FOR three decades, young and old readers have loved Madeleine L'Engle1's classic children's science fiction novel "A Wrinkle in Time."
Since it was first published in 1962, the book has not only delighted both children and adults, but it also blazed a new trail in science fiction writing. A 1963 winner of the Newbery Award for best children's book, the novel recounts the intriguing adventure of an adolescent girl, Meg, who journeys through time and space in search of her lost father.
Ms. L'Engle, in an interview from her spacious Manhattan apartment overlooking the Hudson River, says she never meant the book to be exclusively for children.
"I would get calls from editors saying, `Who is this book for?' `Is this book for children?' `Is it a book for grown-ups?' And I would say, `It's for people,"' she says.
When "A Wrinkle in Time" was first making the rounds of publishers, L'Engle received several rejections because the book was so unconventional. Finally, New York publisher Farrar, Straus, & Giroux decided to publish it as a children's book.
Attired in a colorful purple and blue smock dress, L`Engle says she grew up in a family that honored stories and books. Every night, she says, her parents would read aloud to each other.
"I grew up on fantasy and science fiction. And it always seemed to me that this is a genre best suited for speculative, conceptual writing," she says. "It turned out that [A Wrinkle in Time] was too difficult for adults and therefore we would have to market it for children," she says with a twinkle.
A prolific writer with more than 40 books to her credit, L'Engle has targeted both adult and youthful audiences. She is best known, however, for "A Wrinkle in Time," followed by the two sequels "A Wind in the Door" and "A Swiftly Tilting Planet" of her so-called "Time Trilogy" series.
But it is "A Wrinkle in Time" that readers most remember. The book not only tells an exciting, fantasy-like adventure of three engaging child characters, but it also raises deeper philosophical issues.

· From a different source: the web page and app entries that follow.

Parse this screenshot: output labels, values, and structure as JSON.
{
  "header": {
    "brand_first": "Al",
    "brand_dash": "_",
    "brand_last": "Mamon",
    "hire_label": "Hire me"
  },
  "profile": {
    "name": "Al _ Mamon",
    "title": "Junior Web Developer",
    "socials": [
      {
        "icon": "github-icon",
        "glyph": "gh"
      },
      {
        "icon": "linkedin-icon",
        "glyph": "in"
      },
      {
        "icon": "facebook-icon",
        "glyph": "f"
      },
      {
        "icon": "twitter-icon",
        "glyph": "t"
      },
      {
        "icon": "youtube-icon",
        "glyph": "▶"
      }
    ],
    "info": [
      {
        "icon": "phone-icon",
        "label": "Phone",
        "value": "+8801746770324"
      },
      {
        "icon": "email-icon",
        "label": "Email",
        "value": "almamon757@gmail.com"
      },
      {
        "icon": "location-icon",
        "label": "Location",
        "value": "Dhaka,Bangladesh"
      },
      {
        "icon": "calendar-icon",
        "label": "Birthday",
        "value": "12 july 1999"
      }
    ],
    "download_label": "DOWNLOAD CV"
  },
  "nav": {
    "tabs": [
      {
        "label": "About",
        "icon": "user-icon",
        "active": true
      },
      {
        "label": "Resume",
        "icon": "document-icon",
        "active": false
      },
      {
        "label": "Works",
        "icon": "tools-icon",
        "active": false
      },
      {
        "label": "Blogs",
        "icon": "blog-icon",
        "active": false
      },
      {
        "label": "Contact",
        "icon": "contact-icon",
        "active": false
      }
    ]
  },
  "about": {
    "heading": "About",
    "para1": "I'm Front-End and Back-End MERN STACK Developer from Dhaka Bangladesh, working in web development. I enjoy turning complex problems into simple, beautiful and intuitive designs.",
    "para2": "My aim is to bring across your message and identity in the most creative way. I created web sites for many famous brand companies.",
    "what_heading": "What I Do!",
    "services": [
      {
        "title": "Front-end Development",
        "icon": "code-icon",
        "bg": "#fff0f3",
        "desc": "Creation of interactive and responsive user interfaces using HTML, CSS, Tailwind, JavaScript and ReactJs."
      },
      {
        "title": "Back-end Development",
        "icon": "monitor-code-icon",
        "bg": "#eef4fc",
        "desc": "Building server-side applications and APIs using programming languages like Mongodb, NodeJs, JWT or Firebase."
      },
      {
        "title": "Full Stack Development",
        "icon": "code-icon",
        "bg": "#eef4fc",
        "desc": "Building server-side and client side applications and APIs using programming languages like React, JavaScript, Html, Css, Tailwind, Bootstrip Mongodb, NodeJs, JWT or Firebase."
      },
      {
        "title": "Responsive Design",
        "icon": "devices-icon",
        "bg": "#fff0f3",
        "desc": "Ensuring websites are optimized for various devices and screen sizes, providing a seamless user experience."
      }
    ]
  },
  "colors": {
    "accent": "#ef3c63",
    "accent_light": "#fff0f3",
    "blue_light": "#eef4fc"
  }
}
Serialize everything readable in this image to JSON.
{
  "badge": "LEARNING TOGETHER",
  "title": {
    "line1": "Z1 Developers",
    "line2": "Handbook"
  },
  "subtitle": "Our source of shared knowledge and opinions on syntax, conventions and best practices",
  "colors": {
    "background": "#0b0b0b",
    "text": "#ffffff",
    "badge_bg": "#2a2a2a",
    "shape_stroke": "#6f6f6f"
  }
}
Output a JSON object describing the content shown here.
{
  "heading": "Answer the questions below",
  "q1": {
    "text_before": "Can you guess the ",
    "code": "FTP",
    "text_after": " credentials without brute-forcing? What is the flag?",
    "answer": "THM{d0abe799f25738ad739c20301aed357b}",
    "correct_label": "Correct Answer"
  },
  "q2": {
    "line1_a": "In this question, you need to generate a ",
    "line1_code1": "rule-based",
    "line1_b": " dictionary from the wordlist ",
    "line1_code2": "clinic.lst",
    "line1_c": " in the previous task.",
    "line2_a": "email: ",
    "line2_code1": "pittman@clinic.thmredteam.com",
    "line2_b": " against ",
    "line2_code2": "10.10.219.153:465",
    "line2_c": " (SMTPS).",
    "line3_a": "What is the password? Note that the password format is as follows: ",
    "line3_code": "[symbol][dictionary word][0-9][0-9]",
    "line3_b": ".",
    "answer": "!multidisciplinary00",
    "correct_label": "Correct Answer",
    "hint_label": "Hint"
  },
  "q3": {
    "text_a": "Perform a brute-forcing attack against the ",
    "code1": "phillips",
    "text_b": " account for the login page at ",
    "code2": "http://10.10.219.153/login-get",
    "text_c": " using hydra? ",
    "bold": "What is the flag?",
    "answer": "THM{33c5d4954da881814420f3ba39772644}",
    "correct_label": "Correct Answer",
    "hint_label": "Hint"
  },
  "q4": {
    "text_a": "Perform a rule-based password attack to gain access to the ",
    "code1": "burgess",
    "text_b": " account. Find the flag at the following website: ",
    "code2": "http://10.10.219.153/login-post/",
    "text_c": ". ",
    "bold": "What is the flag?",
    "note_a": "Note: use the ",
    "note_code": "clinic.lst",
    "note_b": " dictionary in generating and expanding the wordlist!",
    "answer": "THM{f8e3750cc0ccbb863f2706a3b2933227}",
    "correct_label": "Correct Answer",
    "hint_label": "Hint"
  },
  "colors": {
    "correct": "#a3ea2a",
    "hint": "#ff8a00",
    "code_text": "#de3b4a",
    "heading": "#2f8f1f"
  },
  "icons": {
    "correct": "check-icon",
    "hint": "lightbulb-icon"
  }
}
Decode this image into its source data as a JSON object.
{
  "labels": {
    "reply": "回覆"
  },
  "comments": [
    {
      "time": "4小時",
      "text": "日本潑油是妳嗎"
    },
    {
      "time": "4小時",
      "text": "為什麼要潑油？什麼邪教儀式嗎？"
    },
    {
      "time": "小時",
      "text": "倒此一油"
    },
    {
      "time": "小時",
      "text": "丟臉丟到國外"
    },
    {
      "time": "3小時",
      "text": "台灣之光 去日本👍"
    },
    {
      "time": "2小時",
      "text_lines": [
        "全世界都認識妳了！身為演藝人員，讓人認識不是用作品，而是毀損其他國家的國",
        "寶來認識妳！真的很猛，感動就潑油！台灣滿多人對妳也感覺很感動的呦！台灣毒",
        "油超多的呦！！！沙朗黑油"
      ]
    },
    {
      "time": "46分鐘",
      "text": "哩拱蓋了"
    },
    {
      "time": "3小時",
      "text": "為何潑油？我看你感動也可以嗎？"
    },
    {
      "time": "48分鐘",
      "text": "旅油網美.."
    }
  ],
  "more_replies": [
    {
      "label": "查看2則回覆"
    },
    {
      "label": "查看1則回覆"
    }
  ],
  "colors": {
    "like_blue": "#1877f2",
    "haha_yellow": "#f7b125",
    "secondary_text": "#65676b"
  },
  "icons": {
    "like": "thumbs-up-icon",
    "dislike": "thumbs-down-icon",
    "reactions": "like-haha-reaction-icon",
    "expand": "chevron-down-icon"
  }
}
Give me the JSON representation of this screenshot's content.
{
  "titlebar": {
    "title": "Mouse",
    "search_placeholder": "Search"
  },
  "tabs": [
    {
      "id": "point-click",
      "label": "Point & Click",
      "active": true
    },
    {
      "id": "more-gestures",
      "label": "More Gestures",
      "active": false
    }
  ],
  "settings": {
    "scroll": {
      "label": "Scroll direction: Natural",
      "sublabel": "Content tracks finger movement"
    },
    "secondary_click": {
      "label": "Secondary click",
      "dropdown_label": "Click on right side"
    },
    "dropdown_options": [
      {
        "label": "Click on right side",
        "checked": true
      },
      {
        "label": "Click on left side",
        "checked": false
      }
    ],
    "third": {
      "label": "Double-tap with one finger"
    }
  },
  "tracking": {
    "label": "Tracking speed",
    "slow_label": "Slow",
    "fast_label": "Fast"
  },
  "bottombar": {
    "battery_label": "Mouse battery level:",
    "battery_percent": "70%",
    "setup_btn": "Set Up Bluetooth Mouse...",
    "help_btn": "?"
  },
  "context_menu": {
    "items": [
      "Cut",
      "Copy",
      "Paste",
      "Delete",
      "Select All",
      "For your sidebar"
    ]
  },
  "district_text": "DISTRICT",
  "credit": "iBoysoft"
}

"It is about the confrontation of good and evil, and I think on some profound level that is something kids are drawn to. And it is a book about finding one's own place in a complex world," says Susan P. Bloom, director of the Center for Study of Children's Literature at Simmons College in Boston.
In her writings, L'Engle often alludes to Biblical themes and probes the nature of a spiritual force governing the universe.
She says the book for her "was basically my rebuttal to the German theologians," whose view of the universe was "narrow" and whose God was "punitive."
"I was simply trying to write about an open, loving, universe created with a beneficent purpose," says L'Engle, who calls herself a "cradle Episcopalian."
But it was her own experience living in a small rural village in Connecticut, with her husband and three children, that inspired her to ask deeper questions about life. Five close friends died within two years in a series of tragedies that surrounded her at the time.
"I was asking all of the big questions that adolescents ask, you know, `What's it all about?' And I was not finding the answers," she says.
Later, she was inspired by Einstein.
"I wandered into a book of Einstein. Now why I would pick a book of Einstein's I do not know, but I did," she says. "And in it I read that `Anyone who is not lost in rapturous awe of the power and glory of the mind behind the universe is as good as a burnt-out candle.' ... I found these words excitingly theological, whereas the theologians I had been reading were making me feel like I was hitting blank walls."
Although L'Engle didn't originally set out to write the book for children, she says she was not surprised to learn how popular it was among children.
"My own children were seven, 10, and 12, while I was writing it," she says. "And I would read to them at night what I had written during the day and they would say to me, `Oh, mother go back to your typewriter [and write more]!' So, I knew kids could understand it."
L'Engle has an unusual ability to write about imaginative, futuristic ideas in her plots. In "A Wrinkle in Time" the three main characters must pass through a "tesseract," a fifth-dimensional corridor, on their journey to rescue Meg's father. L'Engle says the tesseract is a real concept and that she first read about it in an article in a science magazine.
"What I do in the science fantasies is take a current scientific idea and then, within the limits of possibility, open it up, push it a little further. And the fascinating thing is how many of the things that I have pushed are now accepted as fact," she says.
Here in New York, L'Engle lives with her two granddaughters, three cats, and very large golden retriever whom she affectionately refers to as "Teensie Weensie."
She is currently working on a book about icons and idols, as well as a young-adult fiction novel set in Antarctica that features a 16-year old protagonist.